Kimmydon's Choice: Picture 2
Sarah set the bear on her bed with pride. I looked at it, a little confused.
“Jake gave it to you?” I guessed.
“Yes! Isn’t he sweet, Mom?”
“He’s very ... large,” Peter said, staring at the bear whose feet took nearly half the width of her single bed.
“Yes!” Sarah agreed. “He’s so lovable!” She bounced on the bed and hugged him. “Jake won him at the fair for me. He cost ...” Our fifteen year-old daughter did some math. “Twenty-five dollars.”
“Well, that’s not bad. What game was it?”
“Ring toss,” she said, sitting up. “He’s like my Jam!”
I smiled broadly, remembering the fair Jamie, my best friend, and I won our matching bears, Jam and Bet.
“Except, he’s Jake?” Peter asked, still a little uncomfortable and confused.
“Yes!” Sarah was so excited and happy, every sentence was an exclamation. “My best friend, Jake.” She kissed the top of the floppy bear’s head. “Do you think he’ll be my friend as long as Jamie?” she asked me.
“I don’t know, sweetie.
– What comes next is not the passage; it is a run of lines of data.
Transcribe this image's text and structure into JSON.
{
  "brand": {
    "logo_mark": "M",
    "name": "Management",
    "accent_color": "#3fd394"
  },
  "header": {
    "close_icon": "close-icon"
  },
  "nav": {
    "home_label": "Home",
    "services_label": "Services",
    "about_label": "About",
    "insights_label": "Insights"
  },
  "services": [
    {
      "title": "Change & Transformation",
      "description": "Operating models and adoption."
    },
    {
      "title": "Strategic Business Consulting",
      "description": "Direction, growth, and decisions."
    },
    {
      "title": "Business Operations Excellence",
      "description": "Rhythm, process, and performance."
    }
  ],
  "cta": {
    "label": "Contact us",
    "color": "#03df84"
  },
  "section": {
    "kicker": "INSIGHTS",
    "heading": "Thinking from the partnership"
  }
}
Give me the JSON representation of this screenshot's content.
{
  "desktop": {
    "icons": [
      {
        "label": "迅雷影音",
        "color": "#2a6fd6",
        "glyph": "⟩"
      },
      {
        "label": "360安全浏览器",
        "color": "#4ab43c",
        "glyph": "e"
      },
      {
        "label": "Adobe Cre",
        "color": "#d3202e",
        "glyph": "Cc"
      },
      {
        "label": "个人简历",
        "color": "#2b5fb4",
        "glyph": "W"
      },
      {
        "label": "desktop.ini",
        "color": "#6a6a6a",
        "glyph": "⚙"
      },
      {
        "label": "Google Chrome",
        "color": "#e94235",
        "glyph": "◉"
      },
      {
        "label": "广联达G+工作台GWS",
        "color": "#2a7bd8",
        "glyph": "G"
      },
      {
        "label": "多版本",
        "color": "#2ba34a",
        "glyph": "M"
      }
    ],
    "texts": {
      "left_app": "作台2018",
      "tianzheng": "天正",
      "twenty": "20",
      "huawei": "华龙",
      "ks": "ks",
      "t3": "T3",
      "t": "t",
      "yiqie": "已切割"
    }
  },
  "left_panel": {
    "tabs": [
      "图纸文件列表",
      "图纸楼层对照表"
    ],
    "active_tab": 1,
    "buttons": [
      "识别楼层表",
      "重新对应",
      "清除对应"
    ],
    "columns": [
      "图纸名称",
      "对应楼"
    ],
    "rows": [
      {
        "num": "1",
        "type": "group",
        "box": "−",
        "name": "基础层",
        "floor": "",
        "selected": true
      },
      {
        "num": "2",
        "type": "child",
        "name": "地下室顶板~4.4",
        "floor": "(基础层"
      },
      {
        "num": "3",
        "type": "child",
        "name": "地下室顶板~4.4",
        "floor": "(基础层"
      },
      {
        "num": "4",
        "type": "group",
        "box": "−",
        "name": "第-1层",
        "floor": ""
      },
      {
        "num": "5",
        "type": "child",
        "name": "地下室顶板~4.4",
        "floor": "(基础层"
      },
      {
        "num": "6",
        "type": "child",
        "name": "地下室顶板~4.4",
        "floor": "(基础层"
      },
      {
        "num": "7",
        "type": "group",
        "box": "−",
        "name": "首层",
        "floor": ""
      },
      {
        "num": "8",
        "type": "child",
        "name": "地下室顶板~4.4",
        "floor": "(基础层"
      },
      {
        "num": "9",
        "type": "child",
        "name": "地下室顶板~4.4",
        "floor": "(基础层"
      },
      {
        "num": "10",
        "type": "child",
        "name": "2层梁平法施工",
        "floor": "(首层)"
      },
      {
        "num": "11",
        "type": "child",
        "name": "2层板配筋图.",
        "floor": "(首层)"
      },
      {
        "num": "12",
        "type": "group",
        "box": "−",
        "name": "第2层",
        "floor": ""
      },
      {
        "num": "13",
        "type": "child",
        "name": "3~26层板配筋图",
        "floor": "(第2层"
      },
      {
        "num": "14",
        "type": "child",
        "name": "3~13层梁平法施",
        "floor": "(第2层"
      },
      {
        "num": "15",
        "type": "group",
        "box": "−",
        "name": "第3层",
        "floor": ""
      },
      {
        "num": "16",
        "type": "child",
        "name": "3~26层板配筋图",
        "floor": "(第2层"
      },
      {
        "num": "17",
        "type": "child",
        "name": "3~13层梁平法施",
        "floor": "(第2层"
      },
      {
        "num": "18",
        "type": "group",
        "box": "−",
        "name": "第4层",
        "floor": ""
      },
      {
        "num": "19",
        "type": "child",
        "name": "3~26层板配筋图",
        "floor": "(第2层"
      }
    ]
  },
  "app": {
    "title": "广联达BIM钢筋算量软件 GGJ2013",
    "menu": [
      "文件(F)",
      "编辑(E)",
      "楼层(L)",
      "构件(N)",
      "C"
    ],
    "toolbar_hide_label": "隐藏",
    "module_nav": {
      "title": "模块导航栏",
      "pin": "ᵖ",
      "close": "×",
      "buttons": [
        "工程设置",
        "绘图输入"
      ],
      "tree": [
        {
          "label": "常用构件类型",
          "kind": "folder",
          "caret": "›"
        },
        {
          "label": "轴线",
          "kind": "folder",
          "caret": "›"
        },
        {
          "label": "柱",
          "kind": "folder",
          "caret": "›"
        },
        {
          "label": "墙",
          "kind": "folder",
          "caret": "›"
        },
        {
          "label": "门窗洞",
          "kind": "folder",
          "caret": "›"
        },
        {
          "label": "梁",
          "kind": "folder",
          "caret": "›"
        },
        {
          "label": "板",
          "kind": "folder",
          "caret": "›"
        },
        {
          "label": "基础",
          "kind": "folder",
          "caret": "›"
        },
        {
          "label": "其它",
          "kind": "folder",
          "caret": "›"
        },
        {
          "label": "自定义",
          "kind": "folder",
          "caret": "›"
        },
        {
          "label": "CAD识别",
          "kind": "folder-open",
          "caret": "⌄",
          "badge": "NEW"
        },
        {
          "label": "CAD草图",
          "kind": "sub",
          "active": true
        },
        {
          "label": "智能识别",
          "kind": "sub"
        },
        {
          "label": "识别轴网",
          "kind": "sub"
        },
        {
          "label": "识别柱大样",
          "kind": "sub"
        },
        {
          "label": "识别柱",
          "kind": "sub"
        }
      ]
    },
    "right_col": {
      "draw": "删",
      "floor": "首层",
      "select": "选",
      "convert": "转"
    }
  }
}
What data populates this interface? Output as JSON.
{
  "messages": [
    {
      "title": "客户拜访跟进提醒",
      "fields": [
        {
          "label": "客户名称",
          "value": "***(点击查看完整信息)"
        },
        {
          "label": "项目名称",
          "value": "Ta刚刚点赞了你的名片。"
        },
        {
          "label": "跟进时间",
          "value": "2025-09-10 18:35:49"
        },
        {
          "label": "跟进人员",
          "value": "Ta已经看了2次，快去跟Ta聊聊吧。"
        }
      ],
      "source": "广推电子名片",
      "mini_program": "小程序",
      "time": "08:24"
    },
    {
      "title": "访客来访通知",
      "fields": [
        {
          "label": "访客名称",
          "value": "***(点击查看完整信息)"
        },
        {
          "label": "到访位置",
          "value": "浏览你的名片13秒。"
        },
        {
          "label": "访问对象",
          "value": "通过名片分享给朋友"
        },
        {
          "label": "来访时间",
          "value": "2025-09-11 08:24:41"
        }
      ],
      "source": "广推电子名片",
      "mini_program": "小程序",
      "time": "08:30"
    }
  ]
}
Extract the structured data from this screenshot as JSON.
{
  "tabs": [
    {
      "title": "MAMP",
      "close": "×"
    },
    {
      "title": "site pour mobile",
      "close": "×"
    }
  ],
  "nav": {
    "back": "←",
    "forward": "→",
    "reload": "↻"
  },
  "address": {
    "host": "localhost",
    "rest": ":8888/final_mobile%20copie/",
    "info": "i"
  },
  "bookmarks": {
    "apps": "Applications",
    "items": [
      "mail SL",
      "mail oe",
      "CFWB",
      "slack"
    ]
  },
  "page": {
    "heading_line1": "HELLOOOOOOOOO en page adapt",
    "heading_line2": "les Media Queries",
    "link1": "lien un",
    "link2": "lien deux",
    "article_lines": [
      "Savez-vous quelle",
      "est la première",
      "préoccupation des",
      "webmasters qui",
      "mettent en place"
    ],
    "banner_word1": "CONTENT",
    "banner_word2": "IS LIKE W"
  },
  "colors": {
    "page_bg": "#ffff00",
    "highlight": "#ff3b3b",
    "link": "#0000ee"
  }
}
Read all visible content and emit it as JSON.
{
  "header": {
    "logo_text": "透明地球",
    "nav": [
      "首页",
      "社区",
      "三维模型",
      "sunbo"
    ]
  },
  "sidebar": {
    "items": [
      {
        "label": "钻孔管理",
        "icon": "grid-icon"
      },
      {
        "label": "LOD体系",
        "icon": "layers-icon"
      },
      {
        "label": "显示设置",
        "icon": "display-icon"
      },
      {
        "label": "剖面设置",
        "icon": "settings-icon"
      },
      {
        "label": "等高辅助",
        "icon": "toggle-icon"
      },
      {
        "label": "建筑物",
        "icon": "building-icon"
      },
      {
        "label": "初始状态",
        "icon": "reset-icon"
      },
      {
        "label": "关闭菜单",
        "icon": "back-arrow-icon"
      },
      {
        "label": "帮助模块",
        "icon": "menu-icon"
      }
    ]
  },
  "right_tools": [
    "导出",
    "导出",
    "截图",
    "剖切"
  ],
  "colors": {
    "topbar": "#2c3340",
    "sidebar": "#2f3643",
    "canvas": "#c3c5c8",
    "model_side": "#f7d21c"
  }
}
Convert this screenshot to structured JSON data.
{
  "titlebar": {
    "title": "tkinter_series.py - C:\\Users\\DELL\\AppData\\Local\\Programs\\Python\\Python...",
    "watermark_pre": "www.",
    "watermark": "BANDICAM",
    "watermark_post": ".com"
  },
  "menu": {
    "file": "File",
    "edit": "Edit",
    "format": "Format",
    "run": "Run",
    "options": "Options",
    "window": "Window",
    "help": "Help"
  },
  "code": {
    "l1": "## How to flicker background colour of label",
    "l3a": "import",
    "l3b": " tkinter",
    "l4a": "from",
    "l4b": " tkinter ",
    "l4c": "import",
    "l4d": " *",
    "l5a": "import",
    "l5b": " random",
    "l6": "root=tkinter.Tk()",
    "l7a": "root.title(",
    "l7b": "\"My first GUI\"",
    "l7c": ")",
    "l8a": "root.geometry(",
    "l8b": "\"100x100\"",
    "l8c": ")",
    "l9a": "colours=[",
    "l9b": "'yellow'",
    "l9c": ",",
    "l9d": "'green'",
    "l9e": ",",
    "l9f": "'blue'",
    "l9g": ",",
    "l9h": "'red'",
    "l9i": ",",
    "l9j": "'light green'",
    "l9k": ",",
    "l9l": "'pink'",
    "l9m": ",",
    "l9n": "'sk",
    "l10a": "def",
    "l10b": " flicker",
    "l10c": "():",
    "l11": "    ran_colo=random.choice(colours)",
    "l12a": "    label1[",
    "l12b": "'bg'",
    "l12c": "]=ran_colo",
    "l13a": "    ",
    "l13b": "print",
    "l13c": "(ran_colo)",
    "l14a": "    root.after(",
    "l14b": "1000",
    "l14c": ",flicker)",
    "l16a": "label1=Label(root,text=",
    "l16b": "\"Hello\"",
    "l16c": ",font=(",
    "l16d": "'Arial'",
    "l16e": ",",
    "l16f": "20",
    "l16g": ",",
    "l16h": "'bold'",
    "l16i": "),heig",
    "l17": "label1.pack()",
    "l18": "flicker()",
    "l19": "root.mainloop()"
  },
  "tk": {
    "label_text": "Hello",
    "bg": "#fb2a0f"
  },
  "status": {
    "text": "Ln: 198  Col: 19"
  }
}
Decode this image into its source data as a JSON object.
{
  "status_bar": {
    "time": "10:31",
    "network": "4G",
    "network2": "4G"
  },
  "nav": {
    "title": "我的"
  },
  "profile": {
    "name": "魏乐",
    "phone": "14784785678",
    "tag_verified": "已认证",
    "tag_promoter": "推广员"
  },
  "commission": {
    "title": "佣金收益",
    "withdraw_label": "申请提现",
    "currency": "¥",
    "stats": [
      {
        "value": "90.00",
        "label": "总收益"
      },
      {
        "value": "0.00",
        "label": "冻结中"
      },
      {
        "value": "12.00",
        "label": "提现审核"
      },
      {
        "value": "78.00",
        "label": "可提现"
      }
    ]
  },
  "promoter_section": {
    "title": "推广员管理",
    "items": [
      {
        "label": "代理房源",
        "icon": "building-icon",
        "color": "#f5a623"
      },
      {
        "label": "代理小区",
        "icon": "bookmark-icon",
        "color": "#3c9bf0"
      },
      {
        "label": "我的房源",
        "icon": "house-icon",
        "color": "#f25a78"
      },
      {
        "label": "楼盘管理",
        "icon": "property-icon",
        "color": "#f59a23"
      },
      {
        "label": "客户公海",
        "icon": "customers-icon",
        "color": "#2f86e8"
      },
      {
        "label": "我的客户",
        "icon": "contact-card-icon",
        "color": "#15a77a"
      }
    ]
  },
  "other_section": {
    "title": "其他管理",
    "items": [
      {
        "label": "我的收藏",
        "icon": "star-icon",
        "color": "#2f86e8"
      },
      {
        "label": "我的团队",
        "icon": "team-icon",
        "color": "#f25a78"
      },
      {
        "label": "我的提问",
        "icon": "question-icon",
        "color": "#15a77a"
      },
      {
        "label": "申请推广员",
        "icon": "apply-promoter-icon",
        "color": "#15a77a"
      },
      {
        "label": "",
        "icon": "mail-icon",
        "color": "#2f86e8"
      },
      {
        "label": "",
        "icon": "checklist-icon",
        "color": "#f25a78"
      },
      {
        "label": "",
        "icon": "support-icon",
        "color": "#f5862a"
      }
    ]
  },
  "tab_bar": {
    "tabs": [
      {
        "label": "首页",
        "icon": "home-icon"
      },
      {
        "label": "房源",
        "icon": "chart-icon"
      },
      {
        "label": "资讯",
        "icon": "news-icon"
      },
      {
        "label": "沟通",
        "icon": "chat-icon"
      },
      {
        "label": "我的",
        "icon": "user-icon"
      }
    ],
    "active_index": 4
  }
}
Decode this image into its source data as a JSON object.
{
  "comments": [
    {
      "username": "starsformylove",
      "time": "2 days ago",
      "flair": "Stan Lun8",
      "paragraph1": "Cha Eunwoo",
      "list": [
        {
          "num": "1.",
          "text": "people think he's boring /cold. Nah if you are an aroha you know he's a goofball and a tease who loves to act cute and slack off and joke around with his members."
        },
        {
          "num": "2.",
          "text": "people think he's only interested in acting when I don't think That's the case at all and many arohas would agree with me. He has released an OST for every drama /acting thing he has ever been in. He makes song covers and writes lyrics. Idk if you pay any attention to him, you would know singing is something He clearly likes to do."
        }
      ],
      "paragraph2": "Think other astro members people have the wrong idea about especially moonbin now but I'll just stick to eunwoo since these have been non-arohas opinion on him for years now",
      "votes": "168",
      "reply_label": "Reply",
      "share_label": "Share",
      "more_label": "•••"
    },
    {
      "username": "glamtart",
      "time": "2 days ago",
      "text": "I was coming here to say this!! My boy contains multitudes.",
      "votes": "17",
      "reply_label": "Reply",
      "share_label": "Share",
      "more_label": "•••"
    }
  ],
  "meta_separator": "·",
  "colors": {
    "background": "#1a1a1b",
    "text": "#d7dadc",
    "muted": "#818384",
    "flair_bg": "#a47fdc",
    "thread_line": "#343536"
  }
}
Maybe he’ll be a different kind of friend.” Peter glared at me, obviously not wanting to think about that. Well, he’d better think about it. Our daughter and her friend would at some point.
“Oh.” For the first time since coming home she was subdued, quiet. Then she perked up and ran past Peter out the door. “Sorry, Dad!” she called as she clipped his shoulder in passing.
She returned with Peter’s acoustic guitar. I wasn’t sure I’d ever seen him play it indoors. It was something he indulged when we were camping, when I indulged. She set the guitar in the bear’s lap and stepped back. The toy was large enough that the guitar didn’t look ludicrous in its paws.
“Isn’t he sweet?!”
“I wanna be you’re teddy bear,” Peter sang with twang and I had to laugh.
Sarah’s lip curled in disgust. “That was awful, Daddy. What was that?”
“Elvis,” Peter grumbled, obviously unimpressed with our daughter’s lack of recognition.
“Why don’t you take a picture and send it to Jake, to thank him?” I suggested.
“Great idea. Thank you!” She hugged me, and I chuckled at her exuberance.
Peter and I closed the door as we left. “Can I be your teddy bear?” he asked, waggling eyebrows.
I laughed. “You aren’t fluffy enough to be a teddy. I’ll wear one for you, though,” I replied, pulling from his grip to trot to our bedroom.
“Uh, thank you. Thank you very much,” he said, making me roll my eyes.